**ENTRIES SHOWN:**
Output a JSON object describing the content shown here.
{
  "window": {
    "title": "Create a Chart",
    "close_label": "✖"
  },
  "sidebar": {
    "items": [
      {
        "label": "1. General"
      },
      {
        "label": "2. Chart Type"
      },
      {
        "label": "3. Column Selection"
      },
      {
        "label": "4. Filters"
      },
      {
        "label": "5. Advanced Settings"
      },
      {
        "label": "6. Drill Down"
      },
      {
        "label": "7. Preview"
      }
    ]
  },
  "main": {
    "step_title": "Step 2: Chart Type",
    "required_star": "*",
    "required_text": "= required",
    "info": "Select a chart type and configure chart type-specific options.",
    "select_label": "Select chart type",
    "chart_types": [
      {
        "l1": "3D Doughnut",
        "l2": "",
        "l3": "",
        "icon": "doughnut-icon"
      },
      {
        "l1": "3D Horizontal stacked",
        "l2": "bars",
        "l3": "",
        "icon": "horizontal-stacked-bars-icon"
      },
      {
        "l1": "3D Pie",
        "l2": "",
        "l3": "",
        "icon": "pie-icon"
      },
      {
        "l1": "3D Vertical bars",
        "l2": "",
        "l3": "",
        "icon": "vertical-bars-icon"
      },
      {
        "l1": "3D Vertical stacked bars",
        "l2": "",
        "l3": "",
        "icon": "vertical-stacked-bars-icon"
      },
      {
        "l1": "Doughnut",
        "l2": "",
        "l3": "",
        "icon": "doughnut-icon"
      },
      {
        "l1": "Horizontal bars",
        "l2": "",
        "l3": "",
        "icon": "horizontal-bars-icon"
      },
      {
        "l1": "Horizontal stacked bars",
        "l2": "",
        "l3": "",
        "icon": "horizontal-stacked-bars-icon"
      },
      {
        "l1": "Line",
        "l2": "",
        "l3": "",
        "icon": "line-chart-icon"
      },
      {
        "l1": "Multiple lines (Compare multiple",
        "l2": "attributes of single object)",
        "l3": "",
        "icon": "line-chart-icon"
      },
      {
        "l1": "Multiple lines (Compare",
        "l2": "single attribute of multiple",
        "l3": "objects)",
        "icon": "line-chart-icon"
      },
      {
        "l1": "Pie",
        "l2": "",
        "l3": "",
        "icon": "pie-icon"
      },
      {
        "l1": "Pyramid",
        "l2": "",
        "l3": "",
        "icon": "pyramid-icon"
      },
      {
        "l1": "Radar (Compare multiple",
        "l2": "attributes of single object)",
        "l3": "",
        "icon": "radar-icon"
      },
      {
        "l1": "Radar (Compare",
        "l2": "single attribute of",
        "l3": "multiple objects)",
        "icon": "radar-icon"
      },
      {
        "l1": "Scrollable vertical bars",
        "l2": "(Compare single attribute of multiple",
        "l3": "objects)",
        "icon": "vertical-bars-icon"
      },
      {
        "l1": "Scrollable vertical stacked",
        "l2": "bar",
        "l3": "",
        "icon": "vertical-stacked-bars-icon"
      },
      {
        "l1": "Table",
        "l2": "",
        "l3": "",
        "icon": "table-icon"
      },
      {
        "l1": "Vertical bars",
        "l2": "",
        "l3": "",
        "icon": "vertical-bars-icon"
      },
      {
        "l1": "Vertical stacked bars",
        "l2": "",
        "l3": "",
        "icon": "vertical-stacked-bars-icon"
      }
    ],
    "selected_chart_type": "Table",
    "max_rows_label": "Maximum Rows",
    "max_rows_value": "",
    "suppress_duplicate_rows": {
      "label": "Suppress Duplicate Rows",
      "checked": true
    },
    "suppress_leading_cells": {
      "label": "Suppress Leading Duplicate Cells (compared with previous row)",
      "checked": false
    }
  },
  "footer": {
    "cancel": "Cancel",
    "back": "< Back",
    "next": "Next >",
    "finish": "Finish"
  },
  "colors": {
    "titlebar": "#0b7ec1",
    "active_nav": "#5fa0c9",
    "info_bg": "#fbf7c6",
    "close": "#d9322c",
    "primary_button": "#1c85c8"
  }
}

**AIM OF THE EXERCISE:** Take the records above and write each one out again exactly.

**TASK RESPONSE:**
Output a JSON object describing the content shown here.
{
  "window": {
    "title": "Create a Chart",
    "close_label": "✖"
  },
  "sidebar": {
    "items": [
      {
        "label": "1. General"
      },
      {
        "label": "2. Chart Type"
      },
      {
        "label": "3. Column Selection"
      },
      {
        "label": "4. Filters"
      },
      {
        "label": "5. Advanced Settings"
      },
      {
        "label": "6. Drill Down"
      },
      {
        "label": "7. Preview"
      }
    ]
  },
  "main": {
    "step_title": "Step 2: Chart Type",
    "required_star": "*",
    "required_text": "= required",
    "info": "Select a chart type and configure chart type-specific options.",
    "select_label": "Select chart type",
    "chart_types": [
      {
        "l1": "3D Doughnut",
        "l2": "",
        "l3": "",
        "icon": "doughnut-icon"
      },
      {
        "l1": "3D Horizontal stacked",
        "l2": "bars",
        "l3": "",
        "icon": "horizontal-stacked-bars-icon"
      },
      {
        "l1": "3D Pie",
        "l2": "",
        "l3": "",
        "icon": "pie-icon"
      },
      {
        "l1": "3D Vertical bars",
        "l2": "",
        "l3": "",
        "icon": "vertical-bars-icon"
      },
      {
        "l1": "3D Vertical stacked bars",
        "l2": "",
        "l3": "",
        "icon": "vertical-stacked-bars-icon"
      },
      {
        "l1": "Doughnut",
        "l2": "",
        "l3": "",
        "icon": "doughnut-icon"
      },
      {
        "l1": "Horizontal bars",
        "l2": "",
        "l3": "",
        "icon": "horizontal-bars-icon"
      },
      {
        "l1": "Horizontal stacked bars",
        "l2": "",
        "l3": "",
        "icon": "horizontal-stacked-bars-icon"
      },
      {
        "l1": "Line",
        "l2": "",
        "l3": "",
        "icon": "line-chart-icon"
      },
      {
        "l1": "Multiple lines (Compare multiple",
        "l2": "attributes of single object)",
        "l3": "",
        "icon": "line-chart-icon"
      },
      {
        "l1": "Multiple lines (Compare",
        "l2": "single attribute of multiple",
        "l3": "objects)",
        "icon": "line-chart-icon"
      },
      {
        "l1": "Pie",
        "l2": "",
        "l3": "",
        "icon": "pie-icon"
      },
      {
        "l1": "Pyramid",
        "l2": "",
        "l3": "",
        "icon": "pyramid-icon"
      },
      {
        "l1": "Radar (Compare multiple",
        "l2": "attributes of single object)",
        "l3": "",
        "icon": "radar-icon"
      },
      {
        "l1": "Radar (Compare",
        "l2": "single attribute of",
        "l3": "multiple objects)",
        "icon": "radar-icon"
      },
      {
        "l1": "Scrollable vertical bars",
        "l2": "(Compare single attribute of multiple",
        "l3": "objects)",
        "icon": "vertical-bars-icon"
      },
      {
        "l1": "Scrollable vertical stacked",
        "l2": "bar",
        "l3": "",
        "icon": "vertical-stacked-bars-icon"
      },
      {
        "l1": "Table",
        "l2": "",
        "l3": "",
        "icon": "table-icon"
      },
      {
        "l1": "Vertical bars",
        "l2": "",
        "l3": "",
        "icon": "vertical-bars-icon"
      },
      {
        "l1": "Vertical stacked bars",
        "l2": "",
        "l3": "",
        "icon": "vertical-stacked-bars-icon"
      }
    ],
    "selected_chart_type": "Table",
    "max_rows_label": "Maximum Rows",
    "max_rows_value": "",
    "suppress_duplicate_rows": {
      "label": "Suppress Duplicate Rows",
      "checked": true
    },
    "suppress_leading_cells": {
      "label": "Suppress Leading Duplicate Cells (compared with previous row)",
      "checked": false
    }
  },
  "footer": {
    "cancel": "Cancel",
    "back": "< Back",
    "next": "Next >",
    "finish": "Finish"
  },
  "colors": {
    "titlebar": "#0b7ec1",
    "active_nav": "#5fa0c9",
    "info_bg": "#fbf7c6",
    "close": "#d9322c",
    "primary_button": "#1c85c8"
  }
}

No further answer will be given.